- Course module materials
- An eBay sale listing
- Records from the Open University library online
- Other people's online CVs
- Official OU Degree Supplement
The Degree Supplement was acceptable but the initial application was declined as there was insufficient detail about the content of each module. None of the other information was acceptable but I compiled it into a coherent an consistent document and the Open University forwarded it to the library who (very generously, I thought) checked it against the original course materials in the library. This saved me visiting the library myself, and the considerable cost of a journey to Milton Keynes and an overnight hotel stay there. Unfortunately the Spanish criteria are based on years of full.-time academic study, while OU modules are based on an estimate of the hours. Included an estimate of the years of study on the document that I submitted to the OU. The document was stamped by the OU to make it official and I had a sworn translation done at a cost of about €100. This was sufficient for the application to be accepted.
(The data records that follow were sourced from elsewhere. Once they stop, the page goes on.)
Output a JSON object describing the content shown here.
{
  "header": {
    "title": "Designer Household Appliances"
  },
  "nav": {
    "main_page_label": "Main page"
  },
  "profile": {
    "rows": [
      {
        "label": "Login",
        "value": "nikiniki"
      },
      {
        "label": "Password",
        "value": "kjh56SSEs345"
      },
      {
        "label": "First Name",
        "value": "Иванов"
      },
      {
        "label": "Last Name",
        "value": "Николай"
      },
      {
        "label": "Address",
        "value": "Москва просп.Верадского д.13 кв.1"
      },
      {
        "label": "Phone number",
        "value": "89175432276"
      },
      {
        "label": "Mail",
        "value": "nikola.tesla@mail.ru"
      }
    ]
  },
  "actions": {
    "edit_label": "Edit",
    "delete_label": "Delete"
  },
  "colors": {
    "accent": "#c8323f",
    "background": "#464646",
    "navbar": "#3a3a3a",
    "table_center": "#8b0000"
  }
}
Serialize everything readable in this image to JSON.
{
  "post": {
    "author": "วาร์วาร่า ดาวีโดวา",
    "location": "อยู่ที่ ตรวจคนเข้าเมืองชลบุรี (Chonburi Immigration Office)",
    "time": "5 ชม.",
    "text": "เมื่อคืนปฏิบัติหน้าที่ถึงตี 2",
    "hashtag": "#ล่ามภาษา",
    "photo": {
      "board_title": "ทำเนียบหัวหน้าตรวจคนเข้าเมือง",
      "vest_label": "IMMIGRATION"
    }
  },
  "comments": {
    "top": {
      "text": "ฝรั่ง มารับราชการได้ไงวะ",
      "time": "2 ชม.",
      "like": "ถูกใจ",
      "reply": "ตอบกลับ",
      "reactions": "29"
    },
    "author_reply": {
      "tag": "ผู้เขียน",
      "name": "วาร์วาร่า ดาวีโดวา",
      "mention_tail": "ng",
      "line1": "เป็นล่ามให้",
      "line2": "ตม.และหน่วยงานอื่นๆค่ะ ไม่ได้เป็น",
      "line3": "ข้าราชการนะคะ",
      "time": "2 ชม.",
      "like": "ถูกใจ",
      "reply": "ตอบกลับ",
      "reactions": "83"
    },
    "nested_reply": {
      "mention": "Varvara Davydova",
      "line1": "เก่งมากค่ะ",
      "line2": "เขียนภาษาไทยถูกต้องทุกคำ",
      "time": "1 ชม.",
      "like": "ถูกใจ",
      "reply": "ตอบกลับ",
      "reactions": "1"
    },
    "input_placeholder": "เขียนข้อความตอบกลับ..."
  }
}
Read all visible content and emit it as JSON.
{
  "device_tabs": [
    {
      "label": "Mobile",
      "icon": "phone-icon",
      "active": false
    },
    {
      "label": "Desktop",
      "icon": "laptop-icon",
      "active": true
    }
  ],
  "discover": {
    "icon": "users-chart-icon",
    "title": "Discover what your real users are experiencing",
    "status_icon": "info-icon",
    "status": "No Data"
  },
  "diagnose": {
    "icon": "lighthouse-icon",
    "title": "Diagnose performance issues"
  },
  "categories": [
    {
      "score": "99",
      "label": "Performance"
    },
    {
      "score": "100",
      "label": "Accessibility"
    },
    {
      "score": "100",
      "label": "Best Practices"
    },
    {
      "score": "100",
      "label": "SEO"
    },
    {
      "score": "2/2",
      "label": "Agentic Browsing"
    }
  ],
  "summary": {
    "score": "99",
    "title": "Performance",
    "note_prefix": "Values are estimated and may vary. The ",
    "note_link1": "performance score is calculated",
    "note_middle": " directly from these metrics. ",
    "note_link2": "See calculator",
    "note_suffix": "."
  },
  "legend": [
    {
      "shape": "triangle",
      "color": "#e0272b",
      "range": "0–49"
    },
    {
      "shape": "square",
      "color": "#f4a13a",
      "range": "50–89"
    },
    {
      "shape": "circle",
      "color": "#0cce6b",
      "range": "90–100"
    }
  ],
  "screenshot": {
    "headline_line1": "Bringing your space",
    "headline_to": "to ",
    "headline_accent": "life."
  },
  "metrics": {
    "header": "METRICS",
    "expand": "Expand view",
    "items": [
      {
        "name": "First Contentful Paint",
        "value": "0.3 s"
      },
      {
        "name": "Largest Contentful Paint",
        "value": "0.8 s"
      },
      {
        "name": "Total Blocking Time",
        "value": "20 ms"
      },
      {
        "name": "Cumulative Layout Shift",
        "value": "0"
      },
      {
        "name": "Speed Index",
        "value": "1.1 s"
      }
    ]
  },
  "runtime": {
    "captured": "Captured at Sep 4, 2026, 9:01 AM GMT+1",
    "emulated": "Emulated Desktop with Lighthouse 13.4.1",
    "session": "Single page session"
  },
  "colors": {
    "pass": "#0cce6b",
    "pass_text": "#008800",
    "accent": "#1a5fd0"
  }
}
I applied for recognition as a named degree but without knowing what the requirements are. This was rejected and on seeing the requirements it was evident that there were several modules (asignaturas) that I did not have. If I'd had that information before I applied, I would have saved several months of delay. the rejection leter helpfully stated that I would be eligible for a diploma, which I believe is less than my degree but is an acceptable university-level academic qualification.
The staff at the Ministry of Education at the enquiries office on calle de Alcalá and the registry on calle de los Madrazo were very helpful and I did not have to wait more than five minutes.
Here are some of the online resources I consulted: